THE DATA:
-- Opening Marker --

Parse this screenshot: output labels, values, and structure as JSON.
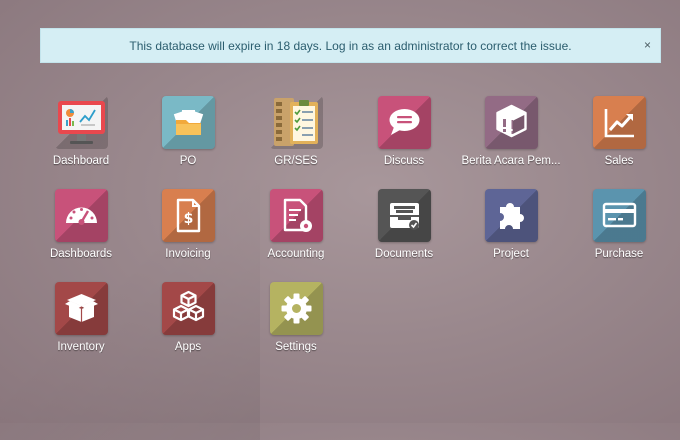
{
  "alert": {
    "message": "This database will expire in 18 days. Log in as an administrator to correct the issue.",
    "close": "×"
  },
  "apps": [
    {
      "label": "Dashboard",
      "icon": "dashboard-monitor-icon",
      "color": "#ffffff"
    },
    {
      "label": "PO",
      "icon": "folder-documents-icon",
      "color": "#7ab9c6"
    },
    {
      "label": "GR/SES",
      "icon": "clipboard-checklist-icon",
      "color": "#ffffff"
    },
    {
      "label": "Discuss",
      "icon": "chat-bubble-icon",
      "color": "#c8527a"
    },
    {
      "label": "Berita Acara Pem...",
      "icon": "box-alert-icon",
      "color": "#936b85"
    },
    {
      "label": "Sales",
      "icon": "chart-trend-icon",
      "color": "#d87f4f"
    },
    {
      "label": "Dashboards",
      "icon": "gauge-icon",
      "color": "#c8527a"
    },
    {
      "label": "Invoicing",
      "icon": "invoice-dollar-icon",
      "color": "#d87f4f"
    },
    {
      "label": "Accounting",
      "icon": "document-gear-icon",
      "color": "#c8527a"
    },
    {
      "label": "Documents",
      "icon": "inbox-tray-icon",
      "color": "#555555"
    },
    {
      "label": "Project",
      "icon": "puzzle-piece-icon",
      "color": "#5e6596"
    },
    {
      "label": "Purchase",
      "icon": "credit-card-icon",
      "color": "#5b94ae"
    },
    {
      "label": "Inventory",
      "icon": "package-box-icon",
      "color": "#a34848"
    },
    {
      "label": "Apps",
      "icon": "cubes-icon",
      "color": "#a34848"
    },
    {
      "label": "Settings",
      "icon": "gear-icon",
      "color": "#b5b361"
    }
  ]
}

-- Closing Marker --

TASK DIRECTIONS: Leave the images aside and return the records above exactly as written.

RESULT OF THE TASK:
Parse this screenshot: output labels, values, and structure as JSON.
{
  "alert": {
    "message": "This database will expire in 18 days. Log in as an administrator to correct the issue.",
    "close": "×"
  },
  "apps": [
    {
      "label": "Dashboard",
      "icon": "dashboard-monitor-icon",
      "color": "#ffffff"
    },
    {
      "label": "PO",
      "icon": "folder-documents-icon",
      "color": "#7ab9c6"
    },
    {
      "label": "GR/SES",
      "icon": "clipboard-checklist-icon",
      "color": "#ffffff"
    },
    {
      "label": "Discuss",
      "icon": "chat-bubble-icon",
      "color": "#c8527a"
    },
    {
      "label": "Berita Acara Pem...",
      "icon": "box-alert-icon",
      "color": "#936b85"
    },
    {
      "label": "Sales",
      "icon": "chart-trend-icon",
      "color": "#d87f4f"
    },
    {
      "label": "Dashboards",
      "icon": "gauge-icon",
      "color": "#c8527a"
    },
    {
      "label": "Invoicing",
      "icon": "invoice-dollar-icon",
      "color": "#d87f4f"
    },
    {
      "label": "Accounting",
      "icon": "document-gear-icon",
      "color": "#c8527a"
    },
    {
      "label": "Documents",
      "icon": "inbox-tray-icon",
      "color": "#555555"
    },
    {
      "label": "Project",
      "icon": "puzzle-piece-icon",
      "color": "#5e6596"
    },
    {
      "label": "Purchase",
      "icon": "credit-card-icon",
      "color": "#5b94ae"
    },
    {
      "label": "Inventory",
      "icon": "package-box-icon",
      "color": "#a34848"
    },
    {
      "label": "Apps",
      "icon": "cubes-icon",
      "color": "#a34848"
    },
    {
      "label": "Settings",
      "icon": "gear-icon",
      "color": "#b5b361"
    }
  ]
}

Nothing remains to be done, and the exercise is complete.